:: INSTRUCTIONS TO FOLLOW ::
Below are some records. Pull every line that contains the word "avatar".

>>>>>

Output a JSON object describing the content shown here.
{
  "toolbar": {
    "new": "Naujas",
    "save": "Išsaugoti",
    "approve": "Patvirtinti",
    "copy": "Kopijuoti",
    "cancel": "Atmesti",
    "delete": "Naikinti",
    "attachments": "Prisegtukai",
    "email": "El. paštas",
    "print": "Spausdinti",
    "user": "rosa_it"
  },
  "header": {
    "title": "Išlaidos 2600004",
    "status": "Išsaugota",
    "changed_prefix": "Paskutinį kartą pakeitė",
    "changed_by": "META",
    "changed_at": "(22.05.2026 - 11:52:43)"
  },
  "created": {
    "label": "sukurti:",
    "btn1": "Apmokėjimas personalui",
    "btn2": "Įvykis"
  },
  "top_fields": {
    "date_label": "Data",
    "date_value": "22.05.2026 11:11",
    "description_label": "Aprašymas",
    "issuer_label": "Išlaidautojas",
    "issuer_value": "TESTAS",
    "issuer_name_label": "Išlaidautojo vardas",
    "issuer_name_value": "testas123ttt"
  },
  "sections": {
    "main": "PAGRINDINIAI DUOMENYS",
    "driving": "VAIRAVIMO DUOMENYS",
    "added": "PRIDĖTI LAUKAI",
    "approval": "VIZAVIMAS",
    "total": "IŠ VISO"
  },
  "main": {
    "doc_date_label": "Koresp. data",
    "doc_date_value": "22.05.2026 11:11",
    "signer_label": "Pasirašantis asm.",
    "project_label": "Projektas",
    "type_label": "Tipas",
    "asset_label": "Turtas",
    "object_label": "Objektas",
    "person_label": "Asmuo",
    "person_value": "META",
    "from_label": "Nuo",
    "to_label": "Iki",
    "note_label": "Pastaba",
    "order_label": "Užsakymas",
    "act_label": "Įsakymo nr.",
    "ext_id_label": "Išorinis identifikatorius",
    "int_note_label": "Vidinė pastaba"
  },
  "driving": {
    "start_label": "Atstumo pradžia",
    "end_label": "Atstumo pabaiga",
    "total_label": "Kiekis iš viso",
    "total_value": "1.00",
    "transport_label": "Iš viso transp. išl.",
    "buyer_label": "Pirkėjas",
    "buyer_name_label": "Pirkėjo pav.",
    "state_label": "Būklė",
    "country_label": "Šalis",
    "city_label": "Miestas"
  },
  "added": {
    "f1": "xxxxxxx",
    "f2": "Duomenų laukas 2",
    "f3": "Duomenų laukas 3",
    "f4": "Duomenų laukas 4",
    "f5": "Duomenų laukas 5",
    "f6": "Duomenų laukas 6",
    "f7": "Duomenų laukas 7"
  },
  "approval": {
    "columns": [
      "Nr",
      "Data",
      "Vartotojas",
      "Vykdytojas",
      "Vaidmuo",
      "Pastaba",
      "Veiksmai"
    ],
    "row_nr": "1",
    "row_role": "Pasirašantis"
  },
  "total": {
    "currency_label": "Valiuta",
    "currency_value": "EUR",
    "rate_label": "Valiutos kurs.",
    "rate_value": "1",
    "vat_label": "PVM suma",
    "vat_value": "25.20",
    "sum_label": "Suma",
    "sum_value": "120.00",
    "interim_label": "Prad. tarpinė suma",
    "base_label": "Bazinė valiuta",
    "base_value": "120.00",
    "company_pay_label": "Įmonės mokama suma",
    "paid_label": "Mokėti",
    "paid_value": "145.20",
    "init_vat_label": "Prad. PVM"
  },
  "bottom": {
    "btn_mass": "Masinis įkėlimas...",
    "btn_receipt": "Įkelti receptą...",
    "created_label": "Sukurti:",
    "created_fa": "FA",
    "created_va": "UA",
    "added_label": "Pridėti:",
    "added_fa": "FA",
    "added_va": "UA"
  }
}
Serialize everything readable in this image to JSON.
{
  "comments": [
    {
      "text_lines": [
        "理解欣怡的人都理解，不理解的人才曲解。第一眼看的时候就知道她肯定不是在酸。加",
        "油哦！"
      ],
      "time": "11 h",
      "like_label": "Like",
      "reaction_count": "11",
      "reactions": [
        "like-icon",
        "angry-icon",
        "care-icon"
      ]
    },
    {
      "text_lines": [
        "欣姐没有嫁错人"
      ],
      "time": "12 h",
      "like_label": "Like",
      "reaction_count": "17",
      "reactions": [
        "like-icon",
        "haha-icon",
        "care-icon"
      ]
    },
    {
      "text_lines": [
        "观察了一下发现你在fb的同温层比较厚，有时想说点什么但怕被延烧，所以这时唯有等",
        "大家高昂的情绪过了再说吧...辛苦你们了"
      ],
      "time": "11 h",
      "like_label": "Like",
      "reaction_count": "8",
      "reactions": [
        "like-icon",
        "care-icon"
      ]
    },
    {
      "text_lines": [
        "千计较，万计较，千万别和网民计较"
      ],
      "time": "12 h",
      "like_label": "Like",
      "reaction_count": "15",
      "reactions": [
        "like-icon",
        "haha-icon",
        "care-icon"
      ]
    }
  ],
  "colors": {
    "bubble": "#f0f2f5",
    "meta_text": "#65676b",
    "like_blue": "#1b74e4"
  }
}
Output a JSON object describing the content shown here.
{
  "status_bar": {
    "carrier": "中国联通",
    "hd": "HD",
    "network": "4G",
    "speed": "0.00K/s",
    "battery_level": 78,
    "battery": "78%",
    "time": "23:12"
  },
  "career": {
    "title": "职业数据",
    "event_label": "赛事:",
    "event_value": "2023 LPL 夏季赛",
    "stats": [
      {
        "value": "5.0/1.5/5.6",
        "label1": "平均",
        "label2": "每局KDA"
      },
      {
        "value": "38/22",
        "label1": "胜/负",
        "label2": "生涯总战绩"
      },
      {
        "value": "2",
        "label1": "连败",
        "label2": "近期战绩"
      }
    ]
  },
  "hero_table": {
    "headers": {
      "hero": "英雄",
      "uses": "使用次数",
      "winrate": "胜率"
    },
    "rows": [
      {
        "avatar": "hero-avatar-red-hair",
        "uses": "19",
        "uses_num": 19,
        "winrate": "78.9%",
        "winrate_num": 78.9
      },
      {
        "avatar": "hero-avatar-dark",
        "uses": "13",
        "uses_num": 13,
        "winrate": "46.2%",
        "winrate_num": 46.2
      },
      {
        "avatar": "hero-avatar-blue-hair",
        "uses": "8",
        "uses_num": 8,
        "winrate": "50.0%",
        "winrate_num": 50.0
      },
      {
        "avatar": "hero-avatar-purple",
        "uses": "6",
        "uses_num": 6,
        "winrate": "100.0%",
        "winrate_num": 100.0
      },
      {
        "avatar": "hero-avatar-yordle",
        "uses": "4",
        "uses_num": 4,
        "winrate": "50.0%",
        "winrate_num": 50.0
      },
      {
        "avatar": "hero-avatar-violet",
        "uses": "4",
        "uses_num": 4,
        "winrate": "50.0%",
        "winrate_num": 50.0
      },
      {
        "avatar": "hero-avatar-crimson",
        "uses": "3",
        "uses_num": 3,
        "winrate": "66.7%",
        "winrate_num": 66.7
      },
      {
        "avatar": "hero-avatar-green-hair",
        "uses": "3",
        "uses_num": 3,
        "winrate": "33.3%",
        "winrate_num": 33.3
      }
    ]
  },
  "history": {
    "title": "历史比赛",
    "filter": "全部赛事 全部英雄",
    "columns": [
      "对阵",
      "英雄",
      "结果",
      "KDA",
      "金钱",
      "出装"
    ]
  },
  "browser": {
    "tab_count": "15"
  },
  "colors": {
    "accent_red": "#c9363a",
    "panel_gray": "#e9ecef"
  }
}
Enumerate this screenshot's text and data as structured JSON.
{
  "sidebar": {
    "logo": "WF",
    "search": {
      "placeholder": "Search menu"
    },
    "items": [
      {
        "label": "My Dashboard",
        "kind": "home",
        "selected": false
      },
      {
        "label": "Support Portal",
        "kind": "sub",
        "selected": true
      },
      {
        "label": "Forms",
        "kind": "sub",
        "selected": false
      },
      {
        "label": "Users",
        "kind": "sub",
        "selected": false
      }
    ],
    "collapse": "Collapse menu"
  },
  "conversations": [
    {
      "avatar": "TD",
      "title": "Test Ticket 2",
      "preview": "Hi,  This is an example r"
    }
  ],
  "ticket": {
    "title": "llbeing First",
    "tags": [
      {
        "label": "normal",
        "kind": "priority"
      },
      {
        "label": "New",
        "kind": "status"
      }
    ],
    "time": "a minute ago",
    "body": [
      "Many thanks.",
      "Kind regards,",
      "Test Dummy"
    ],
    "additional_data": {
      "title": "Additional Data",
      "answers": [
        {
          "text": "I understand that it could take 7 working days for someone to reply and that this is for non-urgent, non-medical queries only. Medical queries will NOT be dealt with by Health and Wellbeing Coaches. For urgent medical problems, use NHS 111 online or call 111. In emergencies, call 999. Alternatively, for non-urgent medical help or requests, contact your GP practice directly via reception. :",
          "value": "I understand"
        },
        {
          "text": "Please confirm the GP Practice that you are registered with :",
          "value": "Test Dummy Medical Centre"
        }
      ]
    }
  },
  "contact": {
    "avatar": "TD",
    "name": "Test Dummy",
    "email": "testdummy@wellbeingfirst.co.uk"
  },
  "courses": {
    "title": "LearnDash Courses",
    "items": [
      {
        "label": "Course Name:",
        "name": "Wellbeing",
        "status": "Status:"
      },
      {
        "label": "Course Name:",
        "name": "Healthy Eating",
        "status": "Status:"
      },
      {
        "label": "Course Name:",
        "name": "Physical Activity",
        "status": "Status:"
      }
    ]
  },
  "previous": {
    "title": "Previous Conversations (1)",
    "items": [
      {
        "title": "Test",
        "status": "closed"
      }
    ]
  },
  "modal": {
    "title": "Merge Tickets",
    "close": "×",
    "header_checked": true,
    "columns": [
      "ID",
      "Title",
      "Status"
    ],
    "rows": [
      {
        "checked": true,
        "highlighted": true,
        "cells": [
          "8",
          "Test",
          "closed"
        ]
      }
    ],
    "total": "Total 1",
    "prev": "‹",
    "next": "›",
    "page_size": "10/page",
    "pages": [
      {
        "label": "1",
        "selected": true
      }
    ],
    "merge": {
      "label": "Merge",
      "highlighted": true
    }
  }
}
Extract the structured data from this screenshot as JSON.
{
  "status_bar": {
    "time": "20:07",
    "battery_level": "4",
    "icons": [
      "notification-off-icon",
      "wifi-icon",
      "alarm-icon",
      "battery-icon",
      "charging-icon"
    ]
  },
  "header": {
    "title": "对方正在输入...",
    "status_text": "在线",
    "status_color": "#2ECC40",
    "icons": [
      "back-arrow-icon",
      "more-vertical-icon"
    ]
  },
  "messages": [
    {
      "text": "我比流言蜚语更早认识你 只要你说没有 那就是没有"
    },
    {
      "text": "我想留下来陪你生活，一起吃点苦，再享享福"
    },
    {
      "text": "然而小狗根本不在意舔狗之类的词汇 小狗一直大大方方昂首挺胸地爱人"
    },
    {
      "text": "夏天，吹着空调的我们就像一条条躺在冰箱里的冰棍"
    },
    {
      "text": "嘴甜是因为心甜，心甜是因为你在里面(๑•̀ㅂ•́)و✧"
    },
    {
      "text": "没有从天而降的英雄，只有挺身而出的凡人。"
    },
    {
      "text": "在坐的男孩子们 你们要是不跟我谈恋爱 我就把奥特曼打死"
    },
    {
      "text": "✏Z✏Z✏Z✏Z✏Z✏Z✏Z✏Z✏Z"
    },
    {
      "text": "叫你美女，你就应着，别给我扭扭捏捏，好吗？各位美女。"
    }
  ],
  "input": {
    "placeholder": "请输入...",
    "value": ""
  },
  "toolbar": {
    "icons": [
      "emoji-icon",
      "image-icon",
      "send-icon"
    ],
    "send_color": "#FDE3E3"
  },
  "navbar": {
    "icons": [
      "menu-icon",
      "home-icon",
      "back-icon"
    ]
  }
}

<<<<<

:: TASK OUTPUT ::
        "avatar": "hero-avatar-red-hair",
        "avatar": "hero-avatar-dark",
        "avatar": "hero-avatar-blue-hair",
        "avatar": "hero-avatar-purple",
        "avatar": "hero-avatar-yordle",
        "avatar": "hero-avatar-violet",
        "avatar": "hero-avatar-crimson",
        "avatar": "hero-avatar-green-hair",
      "avatar": "TD",
    "avatar": "TD",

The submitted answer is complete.